* **Required work**
Search the records for the string "薪酬待遇" and copy every line in which it appears.

[[ Data for the task, beginning ]]

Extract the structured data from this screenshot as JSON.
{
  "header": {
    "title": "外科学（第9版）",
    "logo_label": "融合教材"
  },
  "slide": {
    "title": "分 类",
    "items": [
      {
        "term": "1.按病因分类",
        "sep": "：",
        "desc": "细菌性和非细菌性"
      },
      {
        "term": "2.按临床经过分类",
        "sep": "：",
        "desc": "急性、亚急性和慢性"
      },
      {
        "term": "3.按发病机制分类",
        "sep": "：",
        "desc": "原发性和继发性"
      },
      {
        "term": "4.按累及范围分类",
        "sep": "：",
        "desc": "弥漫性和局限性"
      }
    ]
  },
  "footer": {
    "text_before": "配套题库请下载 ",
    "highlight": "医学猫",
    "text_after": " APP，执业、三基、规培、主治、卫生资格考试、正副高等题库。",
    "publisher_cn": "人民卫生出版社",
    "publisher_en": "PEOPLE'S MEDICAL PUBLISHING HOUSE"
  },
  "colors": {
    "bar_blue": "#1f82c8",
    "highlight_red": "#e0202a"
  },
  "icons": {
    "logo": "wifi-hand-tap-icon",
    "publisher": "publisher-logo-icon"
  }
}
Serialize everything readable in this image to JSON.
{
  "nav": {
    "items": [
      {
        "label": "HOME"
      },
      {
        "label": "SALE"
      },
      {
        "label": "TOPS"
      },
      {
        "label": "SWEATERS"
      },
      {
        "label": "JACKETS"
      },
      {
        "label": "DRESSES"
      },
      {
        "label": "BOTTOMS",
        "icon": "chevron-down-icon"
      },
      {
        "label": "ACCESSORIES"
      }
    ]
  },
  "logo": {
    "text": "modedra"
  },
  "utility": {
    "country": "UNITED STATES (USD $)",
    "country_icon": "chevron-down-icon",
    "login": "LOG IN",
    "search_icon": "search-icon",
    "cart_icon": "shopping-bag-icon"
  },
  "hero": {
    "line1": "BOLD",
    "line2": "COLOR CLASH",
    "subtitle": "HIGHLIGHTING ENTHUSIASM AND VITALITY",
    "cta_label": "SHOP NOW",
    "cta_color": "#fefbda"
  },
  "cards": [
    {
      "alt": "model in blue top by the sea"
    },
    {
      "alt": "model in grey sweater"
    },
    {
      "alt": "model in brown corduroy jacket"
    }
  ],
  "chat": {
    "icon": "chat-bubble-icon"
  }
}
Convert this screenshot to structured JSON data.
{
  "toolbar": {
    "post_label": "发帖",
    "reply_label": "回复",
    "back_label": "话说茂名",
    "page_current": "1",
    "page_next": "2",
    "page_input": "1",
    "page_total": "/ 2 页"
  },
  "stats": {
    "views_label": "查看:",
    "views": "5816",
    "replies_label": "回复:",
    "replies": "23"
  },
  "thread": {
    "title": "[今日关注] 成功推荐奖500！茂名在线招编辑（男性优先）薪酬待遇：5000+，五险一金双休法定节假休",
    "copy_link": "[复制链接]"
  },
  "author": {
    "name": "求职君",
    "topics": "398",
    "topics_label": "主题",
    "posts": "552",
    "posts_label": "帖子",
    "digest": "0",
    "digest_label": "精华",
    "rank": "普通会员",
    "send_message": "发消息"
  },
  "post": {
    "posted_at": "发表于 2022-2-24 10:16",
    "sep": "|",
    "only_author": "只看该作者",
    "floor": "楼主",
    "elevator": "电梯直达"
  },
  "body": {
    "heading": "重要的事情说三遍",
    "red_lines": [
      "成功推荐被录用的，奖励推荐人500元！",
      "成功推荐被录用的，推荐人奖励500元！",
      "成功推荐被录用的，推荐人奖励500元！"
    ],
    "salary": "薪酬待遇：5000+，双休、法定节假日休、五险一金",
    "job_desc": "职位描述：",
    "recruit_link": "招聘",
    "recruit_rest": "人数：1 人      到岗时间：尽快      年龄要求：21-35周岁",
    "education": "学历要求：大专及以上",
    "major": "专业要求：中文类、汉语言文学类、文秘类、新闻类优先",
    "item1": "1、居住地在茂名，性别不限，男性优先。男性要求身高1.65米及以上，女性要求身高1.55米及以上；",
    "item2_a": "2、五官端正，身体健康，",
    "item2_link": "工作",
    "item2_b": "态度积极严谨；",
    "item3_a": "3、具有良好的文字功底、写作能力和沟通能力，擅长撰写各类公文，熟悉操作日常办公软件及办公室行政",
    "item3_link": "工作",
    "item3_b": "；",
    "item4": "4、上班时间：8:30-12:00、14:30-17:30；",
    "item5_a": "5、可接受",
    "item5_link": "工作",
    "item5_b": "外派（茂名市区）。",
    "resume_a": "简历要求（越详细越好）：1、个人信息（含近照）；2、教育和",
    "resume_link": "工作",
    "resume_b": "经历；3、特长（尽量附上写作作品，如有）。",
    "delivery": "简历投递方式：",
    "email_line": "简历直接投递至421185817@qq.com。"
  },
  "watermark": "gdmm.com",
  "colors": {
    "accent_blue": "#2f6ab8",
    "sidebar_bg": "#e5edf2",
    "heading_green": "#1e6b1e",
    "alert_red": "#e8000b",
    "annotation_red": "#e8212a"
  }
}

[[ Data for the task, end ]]

* **Problem solution**
    "title": "[今日关注] 成功推荐奖500！茂名在线招编辑（男性优先）薪酬待遇：5000+，五险一金双休法定节假休",
    "salary": "薪酬待遇：5000+，双休、法定节假日休、五险一金",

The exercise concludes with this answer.